Background: Infection with human papillomavirus (HPVs) causes many cancers, which
account for about 10-20% of total human cancers. Two recently developed prophylactic vaccines
against virus infection confer strong immunogenicity to provide long-term protection. The use of
these vaccines has contributed to a substantial decrease in the rates of cervical cancer the second
most common cancer of women worldwide. However, therapeutic vaccines that can eliminate preexisting
HPV infections and treat an existing HPV-caused cancer have not been developed.
Method: In this short review, we discuss development of immunotherapy for HPV-associated cancers
and recent progresses in our understanding of the immunopathology of HPV infection.
Results: Recent research advances have shown that molecular approaches target to immunotherapy
for HPV infection-induced cancers to have the great potential and promise for developing immunotherapeutic
vaccines.
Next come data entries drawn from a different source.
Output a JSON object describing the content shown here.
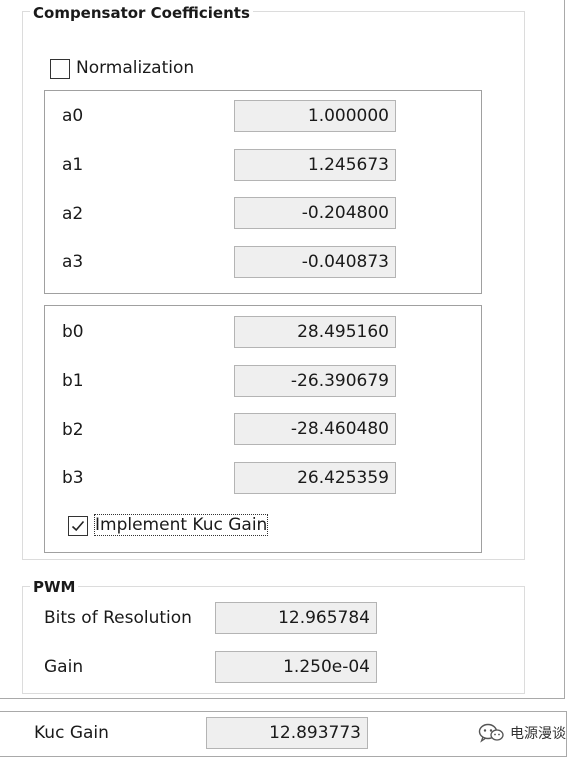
{
  "compensator": {
    "title": "Compensator Coefficients",
    "normalization": {
      "label": "Normalization",
      "checked": false
    },
    "a_coefficients": [
      {
        "label": "a0",
        "value": "1.000000"
      },
      {
        "label": "a1",
        "value": "1.245673"
      },
      {
        "label": "a2",
        "value": "-0.204800"
      },
      {
        "label": "a3",
        "value": "-0.040873"
      }
    ],
    "b_coefficients": [
      {
        "label": "b0",
        "value": "28.495160"
      },
      {
        "label": "b1",
        "value": "-26.390679"
      },
      {
        "label": "b2",
        "value": "-28.460480"
      },
      {
        "label": "b3",
        "value": "26.425359"
      }
    ],
    "implement_kuc_gain": {
      "label": "Implement Kuc Gain",
      "checked": true
    }
  },
  "pwm": {
    "title": "PWM",
    "bits_of_resolution": {
      "label": "Bits of Resolution",
      "value": "12.965784"
    },
    "gain": {
      "label": "Gain",
      "value": "1.250e-04"
    }
  },
  "kuc_gain": {
    "label": "Kuc Gain",
    "value": "12.893773"
  },
  "watermark": {
    "text": "电源漫谈",
    "icon": "wechat-icon"
  }
}
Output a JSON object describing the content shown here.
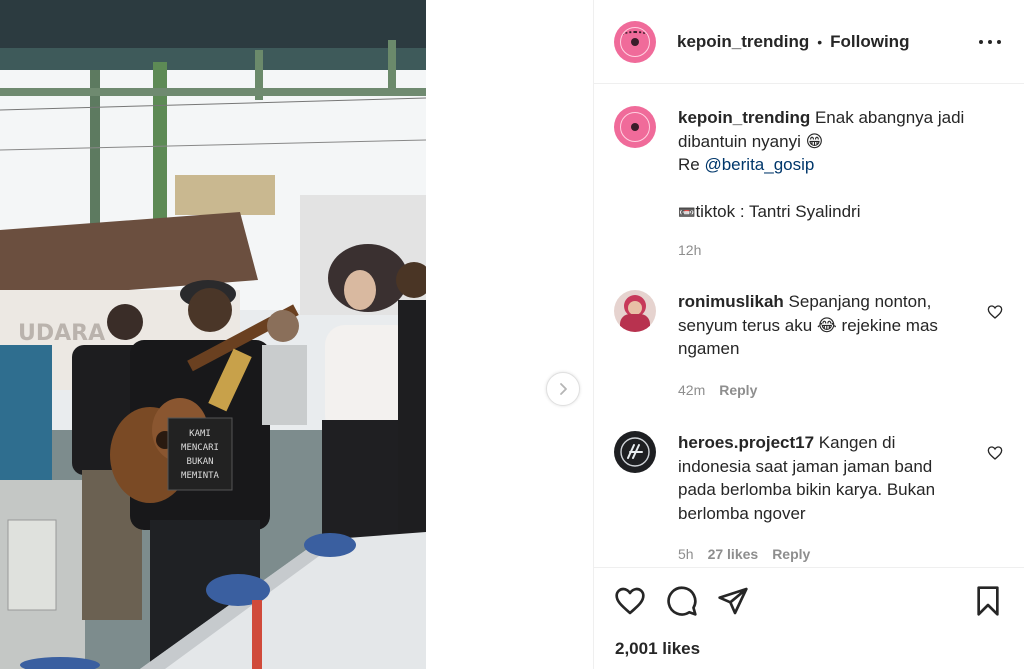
{
  "post": {
    "author": "kepoin_trending",
    "separator": "•",
    "follow_state": "Following",
    "caption": {
      "text_line1": "Enak abangnya jadi",
      "text_line2": "dibantuin nyanyi",
      "emoji": "😁",
      "repost_prefix": "Re",
      "repost_handle": "@berita_gosip",
      "source_icon": "📼",
      "source_text": "tiktok : Tantri Syalindri",
      "time": "12h"
    },
    "likes": "2,001 likes"
  },
  "video_text": {
    "shirt_line1": "KAMI",
    "shirt_line2": "MENCARI",
    "shirt_line3": "BUKAN",
    "shirt_line4": "MEMINTA",
    "sign": "UDARA"
  },
  "comments": [
    {
      "user": "ronimuslikah",
      "text_a": "Sepanjang nonton,",
      "text_b": "senyum terus aku",
      "emoji": "😂",
      "text_c": "rejekine mas",
      "text_d": "ngamen",
      "time": "42m",
      "reply": "Reply"
    },
    {
      "user": "heroes.project17",
      "text_a": "Kangen di",
      "text_b": "indonesia saat jaman jaman band",
      "text_c": "pada berlomba bikin karya. Bukan",
      "text_d": "berlomba ngover",
      "time": "5h",
      "likes": "27 likes",
      "reply": "Reply"
    }
  ],
  "icons": {
    "more": "more-horizontal-icon",
    "next": "chevron-right-icon",
    "like": "heart-icon",
    "comment": "comment-icon",
    "share": "send-icon",
    "save": "bookmark-icon"
  },
  "colors": {
    "avatar_pink": "#f06b9a",
    "link": "#00376b",
    "muted": "#8e8e8e"
  }
}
So far, the vast majority of the immunotherapeutic vaccines that are being
tested are designed to target HPV viral genes and their proteins especially two E6 and E7 oncogenes.
Conclusion: The developing immunotherapeutic vaccines aim to boost cell-mediated immunity.
The boosted cell-mediated immunity strengthens the body’s natural defenses to fight active infection
and disease, thus to treat the existing cancers.